MS diagnosed since October 3, 1982
MS onset circa 1977
Proud to be MED FREE!
Eternally blessed and eternally optimistic!<><
Hi! My mom too has MS, and has been diagnosed for 11 years now. I completely feel your sense of helplessness and need for answers. I am 30 years old now and was just out of high school when she was diagnosed. Her symptoms back then were minor...especially in comparison to her condition now...She has always been a very independent and creative woman. She has also been my best friend my whole life, and it seems as thought things have changed these days, drastically.
She started out on copaxone as soon as the doctors saw lesions on her brain. They seemed to act on everything pretty quickly and I think once they started her on the shots, she and my dad didn't think that they needed to do much else for this illness. Being older now and looking back on things, like her neuro that she started out, she recevied very poor treatment for this illness in the beginning. I started going with her to her doctors appointments when she could no longer walk...that was back in 2005...I rolled her into her doctors office and his jaw hit the floor! He was asking her why she was in a wheelchair, and she said I came to ask you that! Well, ever since then our family has gone through a roller coaster of emotions...especially my dad and I. I was so lost at one point, not knowing what we are supposed to do for her because she couldn't take care of herself anymore. It took my dad and I both to give her showers...and things like that made her depressed, which made things even harder to deal with. She had a baclofen pump put in at one point...when she had the pump put in, it was like she didn't have MS anymore, her legs weren't contracted anymore and she was receiving physical therapy in hopes to walk again. We were all so hopeful, but then she developed MRSA, the pump had to be removed and we were back to square one-leg pains and contracted all over again. My dad and I have spent the last 6 years taking care of my mom...having to leave work when she has fallen, or leaving work when she simply hasn't answered the phone when we call because we don't know if she has fallen or not...she has had 2 additional hospital stays due to infections in her body that we have had to take time off from work for...

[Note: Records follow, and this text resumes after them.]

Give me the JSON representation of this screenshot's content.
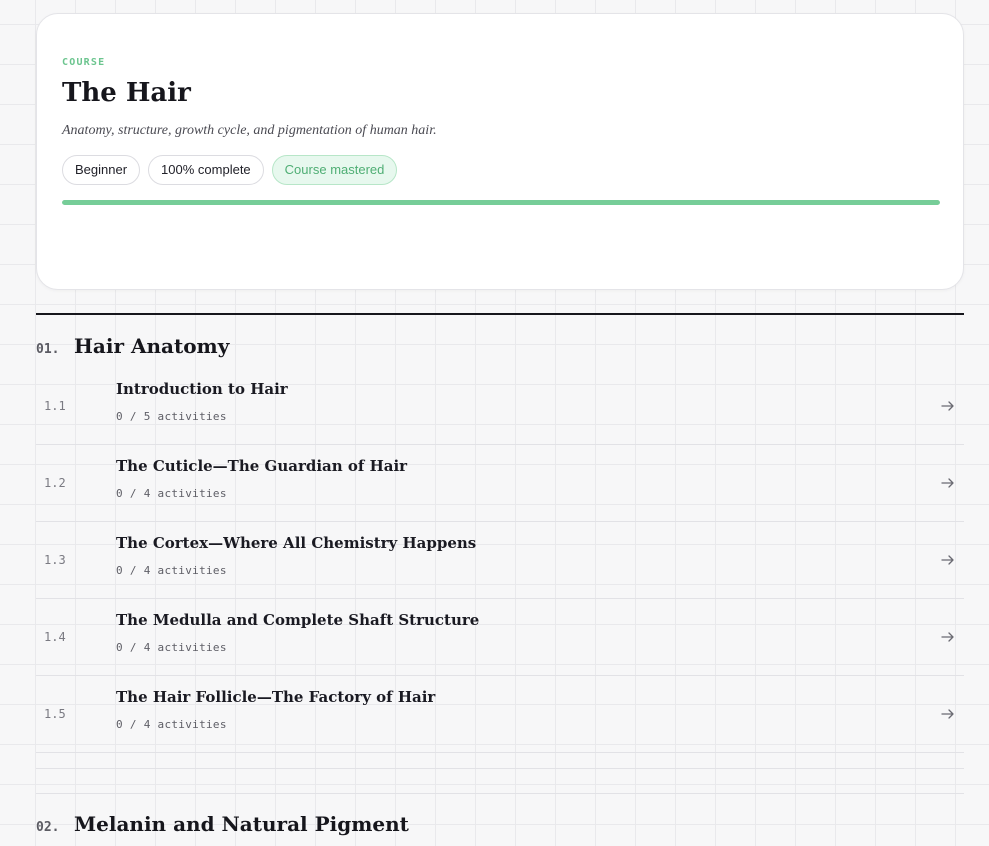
{
  "course": {
    "eyebrow": "COURSE",
    "title": "The Hair",
    "subtitle": "Anatomy, structure, growth cycle, and pigmentation of human hair.",
    "level": "Beginner",
    "completion": "100% complete",
    "status": "Course mastered",
    "progress": 1.0
  },
  "sections": [
    {
      "number": "01.",
      "title": "Hair Anatomy",
      "lessons": [
        {
          "number": "1.1",
          "title": "Introduction to Hair",
          "meta": "0 / 5 activities",
          "icon": "arrow-right-icon"
        },
        {
          "number": "1.2",
          "title": "The Cuticle—The Guardian of Hair",
          "meta": "0 / 4 activities",
          "icon": "arrow-right-icon"
        },
        {
          "number": "1.3",
          "title": "The Cortex—Where All Chemistry Happens",
          "meta": "0 / 4 activities",
          "icon": "arrow-right-icon"
        },
        {
          "number": "1.4",
          "title": "The Medulla and Complete Shaft Structure",
          "meta": "0 / 4 activities",
          "icon": "arrow-right-icon"
        },
        {
          "number": "1.5",
          "title": "The Hair Follicle—The Factory of Hair",
          "meta": "0 / 4 activities",
          "icon": "arrow-right-icon"
        }
      ]
    },
    {
      "number": "02.",
      "title": "Melanin and Natural Pigment",
      "lessons": []
    }
  ],
  "colors": {
    "accent": "#76cd98",
    "ink": "#16161c"
  }
}
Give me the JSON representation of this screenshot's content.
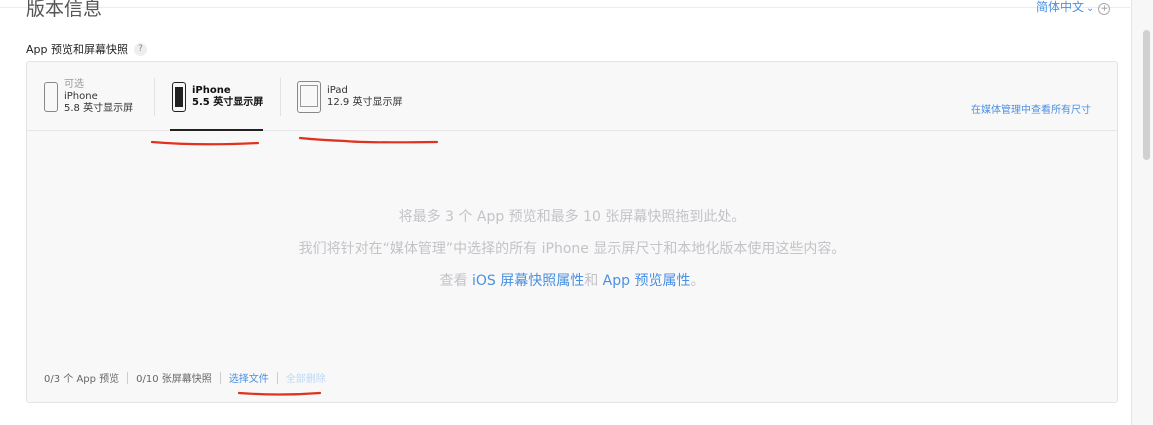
{
  "header": {
    "title": "版本信息",
    "language": "简体中文",
    "language_extra_icon": "plus-circle-icon"
  },
  "section": {
    "title": "App 预览和屏幕快照",
    "help_glyph": "?"
  },
  "tabs": [
    {
      "optional": "可选",
      "name": "iPhone",
      "size": "5.8 英寸显示屏",
      "icon": "iphone-x-icon",
      "active": false
    },
    {
      "optional": "",
      "name": "iPhone",
      "size": "5.5 英寸显示屏",
      "icon": "iphone-icon",
      "active": true
    },
    {
      "optional": "",
      "name": "iPad",
      "size": "12.9 英寸显示屏",
      "icon": "ipad-icon",
      "active": false
    }
  ],
  "view_all_sizes": "在媒体管理中查看所有尺寸",
  "dropzone": {
    "line1": "将最多 3 个 App 预览和最多 10 张屏幕快照拖到此处。",
    "line2": "我们将针对在“媒体管理”中选择的所有 iPhone 显示屏尺寸和本地化版本使用这些内容。",
    "line3_prefix": "查看 ",
    "line3_link1": "iOS 屏幕快照属性",
    "line3_middle": "和 ",
    "line3_link2": "App 预览属性",
    "line3_suffix": "。"
  },
  "footer": {
    "previews_count": "0/3 个 App 预览",
    "screenshots_count": "0/10 张屏幕快照",
    "choose_file": "选择文件",
    "delete_all": "全部删除"
  },
  "colors": {
    "link": "#4a90e2",
    "annotation_red": "#e0321e"
  }
}
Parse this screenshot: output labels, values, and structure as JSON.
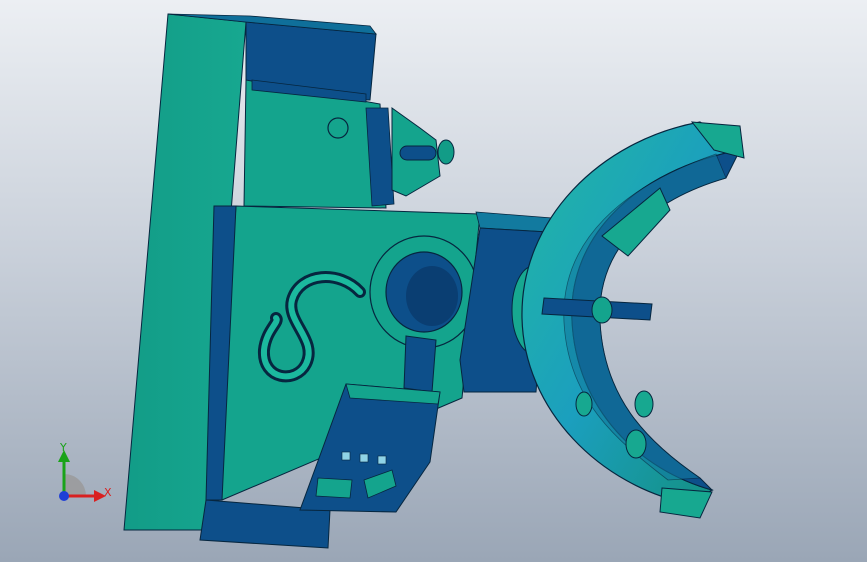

I got married when I was 24 and there were many times in my marriage, that I put my mom first...I was there for everything. I went to her house everyday and helped with things like showers, cleaning, cooking, laundry, and anything else that she could no longer do. I did this for about 4 years, and I let it interfere with living my own life. I put a number of things on hold and stayed sad all the time about my mom's condition. I too cried myself to sleep a lot of nights...I wanted to be at the house with her to make sure she was okay, but knew I couldn't because I had a family that I needed to care for. This did cause problems between my husband and I because he didn't understand the disease and how it could affect someone that doesn't actually have the disease in their system. He and I eventually parted ways and I have an amazing husband now, who gives me so much support when it comes to my mom. We have a 6 and a half month old baby girl now who lights up our lives, as well as my mom's. There is so much more to my story about my mom-all of the hard times that we have gone through because of this disease, and ups and downs of everything...just when we think we have a handle on things, something else comes up.
She is now on Tysabri (which I think has stopped working for her), and has a wonderful neurologist, and we have Hospice care-who are AMAZING people! I would suggest you looking into this for your mom as it has helped my dad and I tremendously. I could go on for days talking to you about this, so please feel free to ask anything...we are hoping to find out what else we could do for mom at her next appt with her doctor since we don't think the Tysabri is working anymore...my dad wanted to talk about the pill your mom is on, but it's all just so scary. Like I said, I can go on for days about all of this...but just hang in there and remember that you can only do as much as you can. It's not easy to see our parents go through this...it's a horrible feeling of helplessness.